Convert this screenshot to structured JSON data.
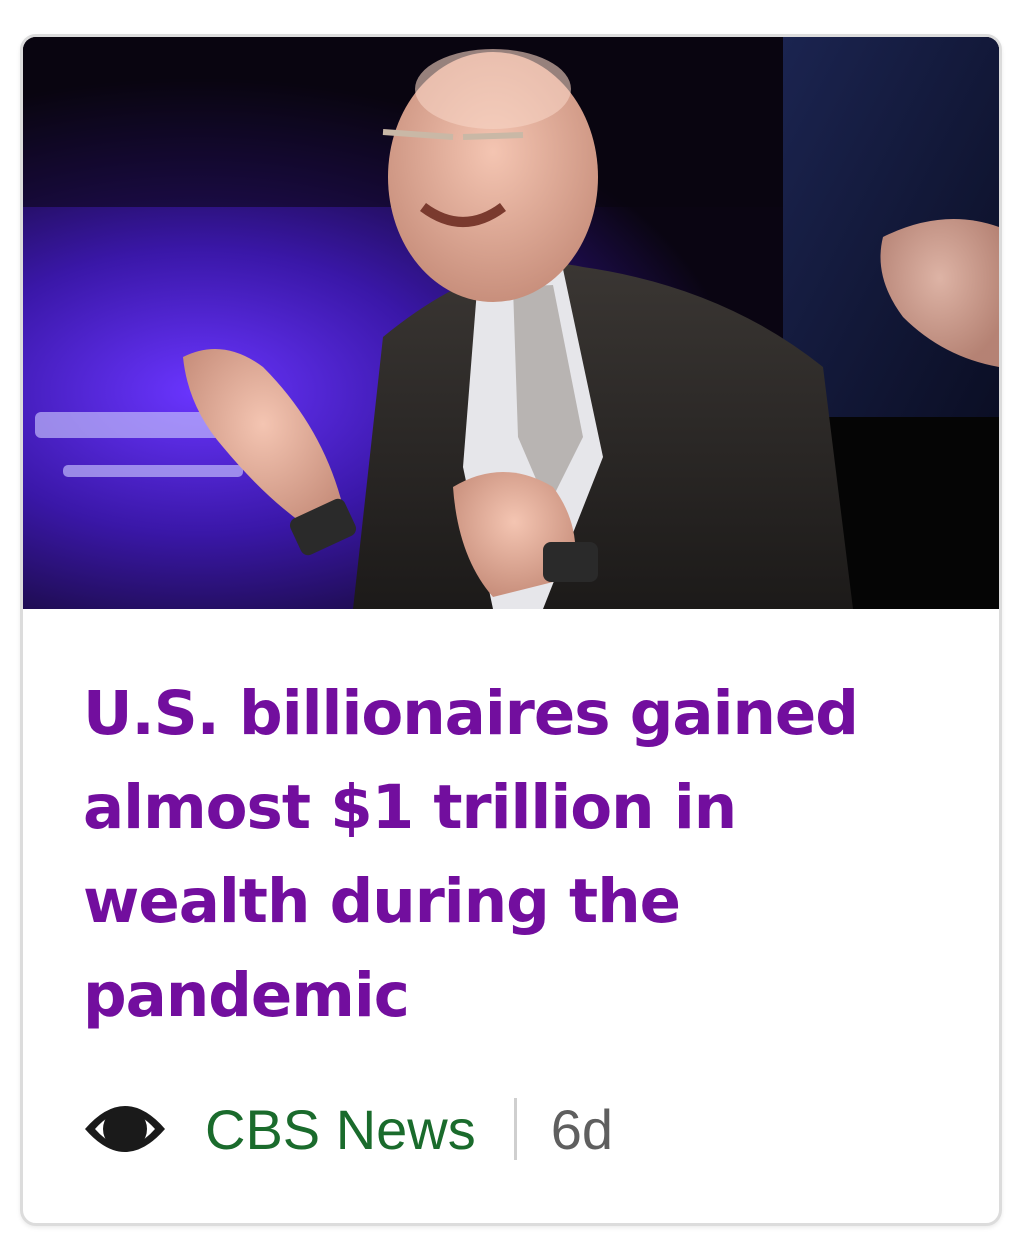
{
  "story": {
    "headline": "U.S. billionaires gained almost $1 trillion in wealth during the pandemic",
    "provider": {
      "name": "CBS News",
      "logo_icon": "cbs-eye-logo-icon"
    },
    "age": "6d",
    "image": {
      "semantic": "news-photo"
    }
  },
  "colors": {
    "headline": "#720e9e",
    "provider": "#1a6b2c",
    "age": "#5f5f5f",
    "border": "#dcdcdc"
  }
}
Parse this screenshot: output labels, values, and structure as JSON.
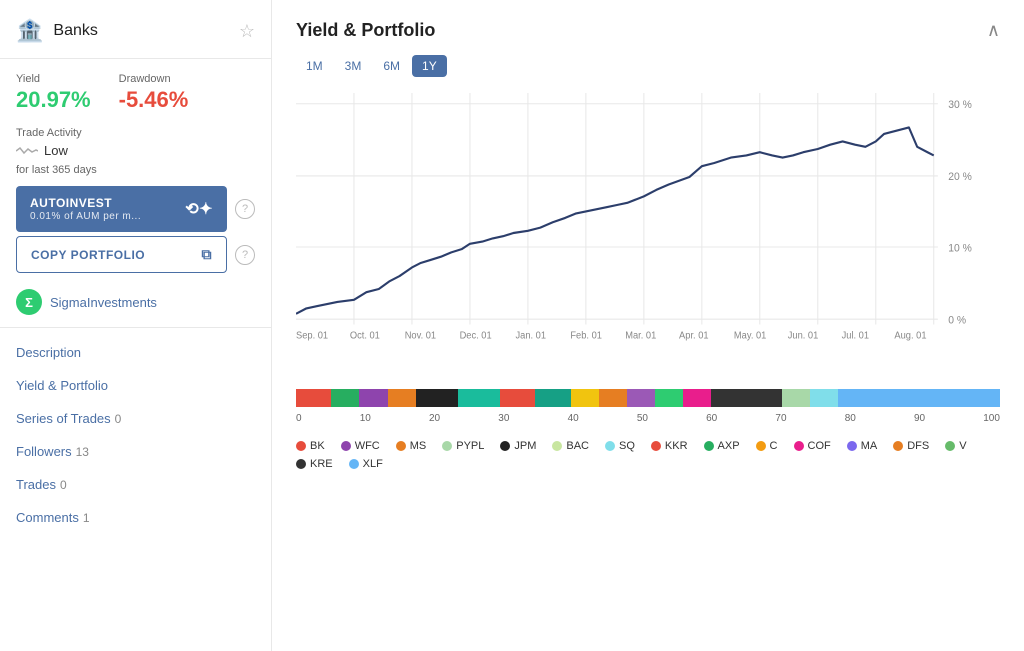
{
  "sidebar": {
    "title": "Banks",
    "yield_label": "Yield",
    "yield_value": "20.97%",
    "drawdown_label": "Drawdown",
    "drawdown_value": "-5.46%",
    "trade_activity_label": "Trade Activity",
    "trade_activity_value": "Low",
    "for_last": "for last 365 days",
    "autoinvest_label": "AUTOINVEST",
    "autoinvest_sub": "0.01% of AUM per m...",
    "copy_portfolio_label": "COPY PORTFOLIO",
    "sigma_name": "SigmaInvestments",
    "nav_items": [
      {
        "label": "Description",
        "badge": ""
      },
      {
        "label": "Yield & Portfolio",
        "badge": ""
      },
      {
        "label": "Series of Trades",
        "badge": "0"
      },
      {
        "label": "Followers",
        "badge": "13"
      },
      {
        "label": "Trades",
        "badge": "0"
      },
      {
        "label": "Comments",
        "badge": "1"
      }
    ]
  },
  "main": {
    "section_title": "Yield & Portfolio",
    "time_tabs": [
      "1M",
      "3M",
      "6M",
      "1Y"
    ],
    "active_tab": "1Y",
    "x_labels": [
      "Sep. 01",
      "Oct. 01",
      "Nov. 01",
      "Dec. 01",
      "Jan. 01",
      "Feb. 01",
      "Mar. 01",
      "Apr. 01",
      "May. 01",
      "Jun. 01",
      "Jul. 01",
      "Aug. 01"
    ],
    "y_labels": [
      "30 %",
      "20 %",
      "10 %",
      "0 %"
    ],
    "bar_axis": [
      "0",
      "10",
      "20",
      "30",
      "40",
      "50",
      "60",
      "70",
      "80",
      "90",
      "100"
    ],
    "legend": [
      {
        "symbol": "BK",
        "color": "#e74c3c"
      },
      {
        "symbol": "AXP",
        "color": "#27ae60"
      },
      {
        "symbol": "WFC",
        "color": "#8e44ad"
      },
      {
        "symbol": "C",
        "color": "#f39c12"
      },
      {
        "symbol": "MS",
        "color": "#e67e22"
      },
      {
        "symbol": "COF",
        "color": "#e91e8c"
      },
      {
        "symbol": "PYPL",
        "color": "#a8d8a8"
      },
      {
        "symbol": "MA",
        "color": "#7b68ee"
      },
      {
        "symbol": "JPM",
        "color": "#222"
      },
      {
        "symbol": "DFS",
        "color": "#e67e22"
      },
      {
        "symbol": "BAC",
        "color": "#c8e6a0"
      },
      {
        "symbol": "V",
        "color": "#66bb6a"
      },
      {
        "symbol": "SQ",
        "color": "#80deea"
      },
      {
        "symbol": "KRE",
        "color": "#222"
      },
      {
        "symbol": "KKR",
        "color": "#e74c3c"
      },
      {
        "symbol": "XLF",
        "color": "#64b5f6"
      }
    ]
  }
}
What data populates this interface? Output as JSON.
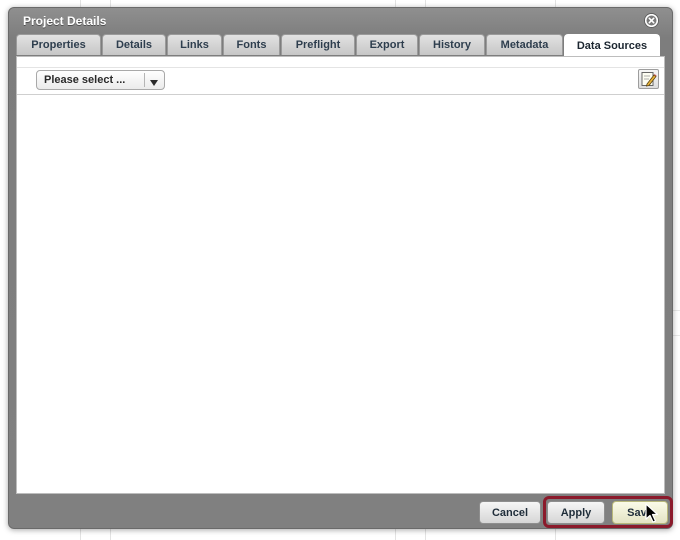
{
  "dialog": {
    "title": "Project Details",
    "close_icon": "close-circle-icon"
  },
  "tabs": [
    {
      "label": "Properties",
      "active": false
    },
    {
      "label": "Details",
      "active": false
    },
    {
      "label": "Links",
      "active": false
    },
    {
      "label": "Fonts",
      "active": false
    },
    {
      "label": "Preflight",
      "active": false
    },
    {
      "label": "Export",
      "active": false
    },
    {
      "label": "History",
      "active": false
    },
    {
      "label": "Metadata",
      "active": false
    },
    {
      "label": "Data Sources",
      "active": true
    }
  ],
  "panel": {
    "select_value": "Please select ...",
    "edit_icon": "edit-pencil-icon"
  },
  "footer": {
    "cancel_label": "Cancel",
    "apply_label": "Apply",
    "save_label": "Save"
  },
  "colors": {
    "dialog_frame": "#808080",
    "highlight_border": "#8b1a2b",
    "tab_text": "#2e3e4e"
  }
}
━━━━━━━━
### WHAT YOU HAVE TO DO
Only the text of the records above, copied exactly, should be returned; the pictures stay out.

### TASK SOLUTION
Convert this screenshot to structured JSON data.
{
  "story": {
    "headline": "U.S. billionaires gained almost $1 trillion in wealth during the pandemic",
    "provider": {
      "name": "CBS News",
      "logo_icon": "cbs-eye-logo-icon"
    },
    "age": "6d",
    "image": {
      "semantic": "news-photo"
    }
  },
  "colors": {
    "headline": "#720e9e",
    "provider": "#1a6b2c",
    "age": "#5f5f5f",
    "border": "#dcdcdc"
  }
}
Parse this screenshot: output labels, values, and structure as JSON.
{
  "sidebar": {
    "title": "Banks",
    "yield_label": "Yield",
    "yield_value": "20.97%",
    "drawdown_label": "Drawdown",
    "drawdown_value": "-5.46%",
    "trade_activity_label": "Trade Activity",
    "trade_activity_value": "Low",
    "for_last": "for last 365 days",
    "autoinvest_label": "AUTOINVEST",
    "autoinvest_sub": "0.01% of AUM per m...",
    "copy_portfolio_label": "COPY PORTFOLIO",
    "sigma_name": "SigmaInvestments",
    "nav_items": [
      {
        "label": "Description",
        "badge": ""
      },
      {
        "label": "Yield & Portfolio",
        "badge": ""
      },
      {
        "label": "Series of Trades",
        "badge": "0"
      },
      {
        "label": "Followers",
        "badge": "13"
      },
      {
        "label": "Trades",
        "badge": "0"
      },
      {
        "label": "Comments",
        "badge": "1"
      }
    ]
  },
  "main": {
    "section_title": "Yield & Portfolio",
    "time_tabs": [
      "1M",
      "3M",
      "6M",
      "1Y"
    ],
    "active_tab": "1Y",
    "x_labels": [
      "Sep. 01",
      "Oct. 01",
      "Nov. 01",
      "Dec. 01",
      "Jan. 01",
      "Feb. 01",
      "Mar. 01",
      "Apr. 01",
      "May. 01",
      "Jun. 01",
      "Jul. 01",
      "Aug. 01"
    ],
    "y_labels": [
      "30 %",
      "20 %",
      "10 %",
      "0 %"
    ],
    "bar_axis": [
      "0",
      "10",
      "20",
      "30",
      "40",
      "50",
      "60",
      "70",
      "80",
      "90",
      "100"
    ],
    "legend": [
      {
        "symbol": "BK",
        "color": "#e74c3c"
      },
      {
        "symbol": "AXP",
        "color": "#27ae60"
      },
      {
        "symbol": "WFC",
        "color": "#8e44ad"
      },
      {
        "symbol": "C",
        "color": "#f39c12"
      },
      {
        "symbol": "MS",
        "color": "#e67e22"
      },
      {
        "symbol": "COF",
        "color": "#e91e8c"
      },
      {
        "symbol": "PYPL",
        "color": "#a8d8a8"
      },
      {
        "symbol": "MA",
        "color": "#7b68ee"
      },
      {
        "symbol": "JPM",
        "color": "#222"
      },
      {
        "symbol": "DFS",
        "color": "#e67e22"
      },
      {
        "symbol": "BAC",
        "color": "#c8e6a0"
      },
      {
        "symbol": "V",
        "color": "#66bb6a"
      },
      {
        "symbol": "SQ",
        "color": "#80deea"
      },
      {
        "symbol": "KRE",
        "color": "#222"
      },
      {
        "symbol": "KKR",
        "color": "#e74c3c"
      },
      {
        "symbol": "XLF",
        "color": "#64b5f6"
      }
    ]
  }
}
What data populates this interface? Output as JSON.
{
  "dialog": {
    "title": "Project Details",
    "close_icon": "close-circle-icon"
  },
  "tabs": [
    {
      "label": "Properties",
      "active": false
    },
    {
      "label": "Details",
      "active": false
    },
    {
      "label": "Links",
      "active": false
    },
    {
      "label": "Fonts",
      "active": false
    },
    {
      "label": "Preflight",
      "active": false
    },
    {
      "label": "Export",
      "active": false
    },
    {
      "label": "History",
      "active": false
    },
    {
      "label": "Metadata",
      "active": false
    },
    {
      "label": "Data Sources",
      "active": true
    }
  ],
  "panel": {
    "select_value": "Please select ...",
    "edit_icon": "edit-pencil-icon"
  },
  "footer": {
    "cancel_label": "Cancel",
    "apply_label": "Apply",
    "save_label": "Save"
  },
  "colors": {
    "dialog_frame": "#808080",
    "highlight_border": "#8b1a2b",
    "tab_text": "#2e3e4e"
  }
}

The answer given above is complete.